Problem to work on
Output every record exactly, apart from its images.

Entries taken from a collection
<<<<
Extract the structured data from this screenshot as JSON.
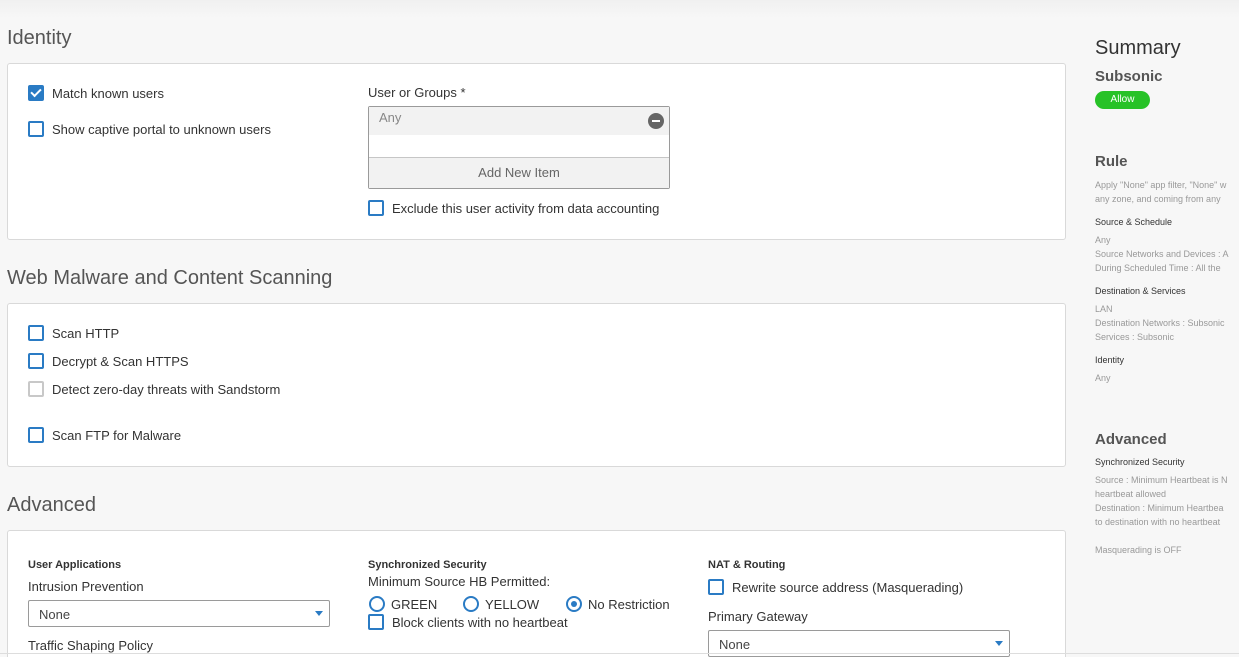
{
  "identity": {
    "title": "Identity",
    "match_known_users": "Match known users",
    "show_captive_portal": "Show captive portal to unknown users",
    "user_groups_label": "User or Groups *",
    "user_groups_item": "Any",
    "add_new_item": "Add New Item",
    "exclude_accounting": "Exclude this user activity from data accounting"
  },
  "web_malware": {
    "title": "Web Malware and Content Scanning",
    "scan_http": "Scan HTTP",
    "decrypt_scan_https": "Decrypt & Scan HTTPS",
    "detect_zero_day": "Detect zero-day threats with Sandstorm",
    "scan_ftp": "Scan FTP for Malware"
  },
  "advanced": {
    "title": "Advanced",
    "user_applications": "User Applications",
    "intrusion_prevention": "Intrusion Prevention",
    "intrusion_prevention_value": "None",
    "traffic_shaping": "Traffic Shaping Policy",
    "sync_security": "Synchronized Security",
    "min_source_hb": "Minimum Source HB Permitted:",
    "radio_green": "GREEN",
    "radio_yellow": "YELLOW",
    "radio_no_restriction": "No Restriction",
    "block_no_heartbeat": "Block clients with no heartbeat",
    "nat_routing": "NAT & Routing",
    "rewrite_source": "Rewrite source address (Masquerading)",
    "primary_gateway": "Primary Gateway",
    "primary_gateway_value": "None"
  },
  "summary": {
    "title": "Summary",
    "rule_name": "Subsonic",
    "status": "Allow",
    "status_color": "#27c227",
    "rule_heading": "Rule",
    "rule_text_1": "Apply \"None\" app filter, \"None\" w",
    "rule_text_2": "any zone, and coming from any",
    "source_schedule": "Source & Schedule",
    "source_any": "Any",
    "source_networks": "Source Networks and Devices : A",
    "scheduled_time": "During Scheduled Time : All the",
    "destination_services": "Destination & Services",
    "dest_lan": "LAN",
    "dest_networks": "Destination Networks : Subsonic",
    "services": "Services : Subsonic",
    "identity": "Identity",
    "identity_any": "Any",
    "advanced_heading": "Advanced",
    "sync_security": "Synchronized Security",
    "sync_text_1": "Source : Minimum Heartbeat is N",
    "sync_text_2": "heartbeat allowed",
    "sync_text_3": "Destination : Minimum Heartbea",
    "sync_text_4": "to destination with no heartbeat",
    "masquerading": "Masquerading is OFF"
  },
  "colors": {
    "accent": "#2a7bc4"
  }
}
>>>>
Result for this exercise
Extract the structured data from this screenshot as JSON.
{
  "identity": {
    "title": "Identity",
    "match_known_users": "Match known users",
    "show_captive_portal": "Show captive portal to unknown users",
    "user_groups_label": "User or Groups *",
    "user_groups_item": "Any",
    "add_new_item": "Add New Item",
    "exclude_accounting": "Exclude this user activity from data accounting"
  },
  "web_malware": {
    "title": "Web Malware and Content Scanning",
    "scan_http": "Scan HTTP",
    "decrypt_scan_https": "Decrypt & Scan HTTPS",
    "detect_zero_day": "Detect zero-day threats with Sandstorm",
    "scan_ftp": "Scan FTP for Malware"
  },
  "advanced": {
    "title": "Advanced",
    "user_applications": "User Applications",
    "intrusion_prevention": "Intrusion Prevention",
    "intrusion_prevention_value": "None",
    "traffic_shaping": "Traffic Shaping Policy",
    "sync_security": "Synchronized Security",
    "min_source_hb": "Minimum Source HB Permitted:",
    "radio_green": "GREEN",
    "radio_yellow": "YELLOW",
    "radio_no_restriction": "No Restriction",
    "block_no_heartbeat": "Block clients with no heartbeat",
    "nat_routing": "NAT & Routing",
    "rewrite_source": "Rewrite source address (Masquerading)",
    "primary_gateway": "Primary Gateway",
    "primary_gateway_value": "None"
  },
  "summary": {
    "title": "Summary",
    "rule_name": "Subsonic",
    "status": "Allow",
    "status_color": "#27c227",
    "rule_heading": "Rule",
    "rule_text_1": "Apply \"None\" app filter, \"None\" w",
    "rule_text_2": "any zone, and coming from any",
    "source_schedule": "Source & Schedule",
    "source_any": "Any",
    "source_networks": "Source Networks and Devices : A",
    "scheduled_time": "During Scheduled Time : All the",
    "destination_services": "Destination & Services",
    "dest_lan": "LAN",
    "dest_networks": "Destination Networks : Subsonic",
    "services": "Services : Subsonic",
    "identity": "Identity",
    "identity_any": "Any",
    "advanced_heading": "Advanced",
    "sync_security": "Synchronized Security",
    "sync_text_1": "Source : Minimum Heartbeat is N",
    "sync_text_2": "heartbeat allowed",
    "sync_text_3": "Destination : Minimum Heartbea",
    "sync_text_4": "to destination with no heartbeat",
    "masquerading": "Masquerading is OFF"
  },
  "colors": {
    "accent": "#2a7bc4"
  }
}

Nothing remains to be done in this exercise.